TASK INSTRUCTIONS:
A word-for-word copy of the entries is needed, and it should contain no images.

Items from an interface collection
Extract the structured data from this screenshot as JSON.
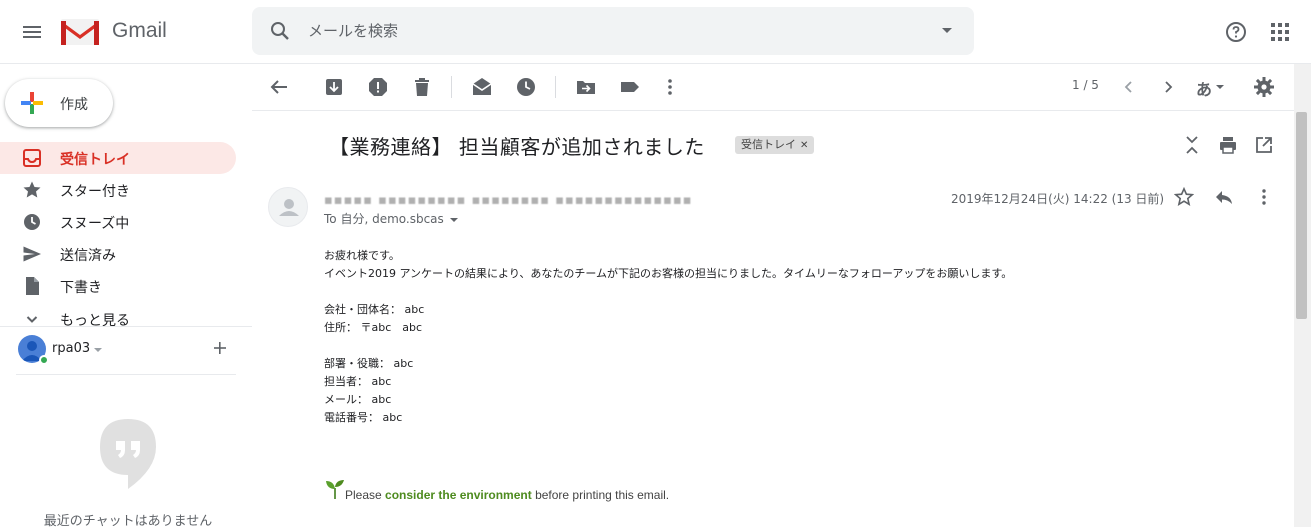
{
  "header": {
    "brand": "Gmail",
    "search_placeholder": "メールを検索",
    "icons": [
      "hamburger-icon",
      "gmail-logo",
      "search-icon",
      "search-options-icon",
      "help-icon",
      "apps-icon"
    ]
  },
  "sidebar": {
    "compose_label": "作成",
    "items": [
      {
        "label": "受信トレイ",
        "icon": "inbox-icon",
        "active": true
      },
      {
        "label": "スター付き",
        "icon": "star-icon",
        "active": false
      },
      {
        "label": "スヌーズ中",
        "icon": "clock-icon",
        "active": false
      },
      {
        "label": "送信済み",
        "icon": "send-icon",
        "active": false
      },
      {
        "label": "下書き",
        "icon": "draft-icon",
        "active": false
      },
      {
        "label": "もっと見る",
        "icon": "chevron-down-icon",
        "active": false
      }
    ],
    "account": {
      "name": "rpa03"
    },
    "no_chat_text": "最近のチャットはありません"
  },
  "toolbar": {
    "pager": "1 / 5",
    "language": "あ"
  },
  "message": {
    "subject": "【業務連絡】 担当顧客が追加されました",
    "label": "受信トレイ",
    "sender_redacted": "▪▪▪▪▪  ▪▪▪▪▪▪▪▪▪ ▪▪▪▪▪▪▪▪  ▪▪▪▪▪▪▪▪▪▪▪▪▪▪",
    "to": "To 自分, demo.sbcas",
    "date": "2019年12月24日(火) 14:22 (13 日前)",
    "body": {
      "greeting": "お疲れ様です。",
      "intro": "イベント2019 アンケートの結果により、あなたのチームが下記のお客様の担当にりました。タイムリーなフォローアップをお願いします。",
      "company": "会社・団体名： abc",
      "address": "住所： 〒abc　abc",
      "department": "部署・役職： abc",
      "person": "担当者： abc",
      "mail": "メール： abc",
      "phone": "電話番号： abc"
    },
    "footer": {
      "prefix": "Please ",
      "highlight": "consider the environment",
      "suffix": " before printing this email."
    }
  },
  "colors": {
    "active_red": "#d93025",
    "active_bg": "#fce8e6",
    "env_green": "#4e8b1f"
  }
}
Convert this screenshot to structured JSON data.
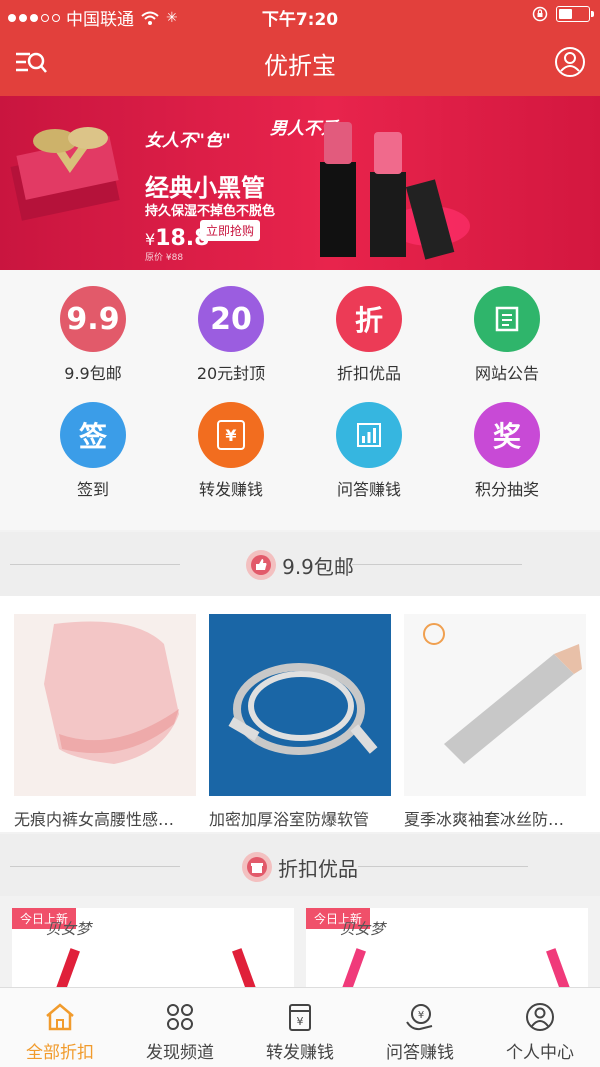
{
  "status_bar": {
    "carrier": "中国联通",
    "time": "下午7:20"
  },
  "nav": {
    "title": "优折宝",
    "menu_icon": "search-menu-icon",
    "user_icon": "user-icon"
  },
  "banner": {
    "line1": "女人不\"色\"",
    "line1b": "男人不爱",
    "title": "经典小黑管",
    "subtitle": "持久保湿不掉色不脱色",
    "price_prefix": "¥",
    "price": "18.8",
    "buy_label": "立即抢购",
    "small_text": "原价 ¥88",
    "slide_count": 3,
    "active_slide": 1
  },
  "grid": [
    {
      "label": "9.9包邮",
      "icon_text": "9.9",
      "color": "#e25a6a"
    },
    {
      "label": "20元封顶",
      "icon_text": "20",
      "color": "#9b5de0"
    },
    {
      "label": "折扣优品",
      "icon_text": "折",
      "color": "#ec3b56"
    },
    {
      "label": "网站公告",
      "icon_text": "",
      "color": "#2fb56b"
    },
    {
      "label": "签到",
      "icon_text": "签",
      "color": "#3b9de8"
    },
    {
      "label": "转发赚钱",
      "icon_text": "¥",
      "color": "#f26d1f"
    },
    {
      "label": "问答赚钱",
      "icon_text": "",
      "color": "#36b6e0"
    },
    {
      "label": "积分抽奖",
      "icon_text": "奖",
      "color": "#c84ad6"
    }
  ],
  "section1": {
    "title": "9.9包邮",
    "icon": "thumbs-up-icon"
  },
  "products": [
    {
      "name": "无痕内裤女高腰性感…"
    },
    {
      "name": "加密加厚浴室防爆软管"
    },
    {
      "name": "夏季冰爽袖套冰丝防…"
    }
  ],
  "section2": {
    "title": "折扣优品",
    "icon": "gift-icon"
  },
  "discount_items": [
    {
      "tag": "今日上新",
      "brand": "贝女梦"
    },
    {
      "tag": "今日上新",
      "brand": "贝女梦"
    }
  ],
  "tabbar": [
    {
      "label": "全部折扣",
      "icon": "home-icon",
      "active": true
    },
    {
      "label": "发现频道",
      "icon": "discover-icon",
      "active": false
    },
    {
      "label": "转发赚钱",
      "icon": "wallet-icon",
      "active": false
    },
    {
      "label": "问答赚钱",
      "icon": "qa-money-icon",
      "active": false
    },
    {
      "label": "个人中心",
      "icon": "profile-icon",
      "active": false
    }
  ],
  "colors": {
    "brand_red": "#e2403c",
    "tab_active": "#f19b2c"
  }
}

EXPECTED OUTPUT:
Extract the structured data from this screenshot as JSON.
{
  "header": {
    "brand": "Gmail",
    "search_placeholder": "メールを検索",
    "icons": [
      "hamburger-icon",
      "gmail-logo",
      "search-icon",
      "search-options-icon",
      "help-icon",
      "apps-icon"
    ]
  },
  "sidebar": {
    "compose_label": "作成",
    "items": [
      {
        "label": "受信トレイ",
        "icon": "inbox-icon",
        "active": true
      },
      {
        "label": "スター付き",
        "icon": "star-icon",
        "active": false
      },
      {
        "label": "スヌーズ中",
        "icon": "clock-icon",
        "active": false
      },
      {
        "label": "送信済み",
        "icon": "send-icon",
        "active": false
      },
      {
        "label": "下書き",
        "icon": "draft-icon",
        "active": false
      },
      {
        "label": "もっと見る",
        "icon": "chevron-down-icon",
        "active": false
      }
    ],
    "account": {
      "name": "rpa03"
    },
    "no_chat_text": "最近のチャットはありません"
  },
  "toolbar": {
    "pager": "1 / 5",
    "language": "あ"
  },
  "message": {
    "subject": "【業務連絡】 担当顧客が追加されました",
    "label": "受信トレイ",
    "sender_redacted": "▪▪▪▪▪  ▪▪▪▪▪▪▪▪▪ ▪▪▪▪▪▪▪▪  ▪▪▪▪▪▪▪▪▪▪▪▪▪▪",
    "to": "To 自分, demo.sbcas",
    "date": "2019年12月24日(火) 14:22 (13 日前)",
    "body": {
      "greeting": "お疲れ様です。",
      "intro": "イベント2019 アンケートの結果により、あなたのチームが下記のお客様の担当にりました。タイムリーなフォローアップをお願いします。",
      "company": "会社・団体名： abc",
      "address": "住所： 〒abc　abc",
      "department": "部署・役職： abc",
      "person": "担当者： abc",
      "mail": "メール： abc",
      "phone": "電話番号： abc"
    },
    "footer": {
      "prefix": "Please ",
      "highlight": "consider the environment",
      "suffix": " before printing this email."
    }
  },
  "colors": {
    "active_red": "#d93025",
    "active_bg": "#fce8e6",
    "env_green": "#4e8b1f"
  }
}
Convert this screenshot to structured JSON data.
{
  "status_bar": {
    "carrier": "中国联通",
    "time": "下午7:20"
  },
  "nav": {
    "title": "优折宝",
    "menu_icon": "search-menu-icon",
    "user_icon": "user-icon"
  },
  "banner": {
    "line1": "女人不\"色\"",
    "line1b": "男人不爱",
    "title": "经典小黑管",
    "subtitle": "持久保湿不掉色不脱色",
    "price_prefix": "¥",
    "price": "18.8",
    "buy_label": "立即抢购",
    "small_text": "原价 ¥88",
    "slide_count": 3,
    "active_slide": 1
  },
  "grid": [
    {
      "label": "9.9包邮",
      "icon_text": "9.9",
      "color": "#e25a6a"
    },
    {
      "label": "20元封顶",
      "icon_text": "20",
      "color": "#9b5de0"
    },
    {
      "label": "折扣优品",
      "icon_text": "折",
      "color": "#ec3b56"
    },
    {
      "label": "网站公告",
      "icon_text": "",
      "color": "#2fb56b"
    },
    {
      "label": "签到",
      "icon_text": "签",
      "color": "#3b9de8"
    },
    {
      "label": "转发赚钱",
      "icon_text": "¥",
      "color": "#f26d1f"
    },
    {
      "label": "问答赚钱",
      "icon_text": "",
      "color": "#36b6e0"
    },
    {
      "label": "积分抽奖",
      "icon_text": "奖",
      "color": "#c84ad6"
    }
  ],
  "section1": {
    "title": "9.9包邮",
    "icon": "thumbs-up-icon"
  },
  "products": [
    {
      "name": "无痕内裤女高腰性感…"
    },
    {
      "name": "加密加厚浴室防爆软管"
    },
    {
      "name": "夏季冰爽袖套冰丝防…"
    }
  ],
  "section2": {
    "title": "折扣优品",
    "icon": "gift-icon"
  },
  "discount_items": [
    {
      "tag": "今日上新",
      "brand": "贝女梦"
    },
    {
      "tag": "今日上新",
      "brand": "贝女梦"
    }
  ],
  "tabbar": [
    {
      "label": "全部折扣",
      "icon": "home-icon",
      "active": true
    },
    {
      "label": "发现频道",
      "icon": "discover-icon",
      "active": false
    },
    {
      "label": "转发赚钱",
      "icon": "wallet-icon",
      "active": false
    },
    {
      "label": "问答赚钱",
      "icon": "qa-money-icon",
      "active": false
    },
    {
      "label": "个人中心",
      "icon": "profile-icon",
      "active": false
    }
  ],
  "colors": {
    "brand_red": "#e2403c",
    "tab_active": "#f19b2c"
  }
}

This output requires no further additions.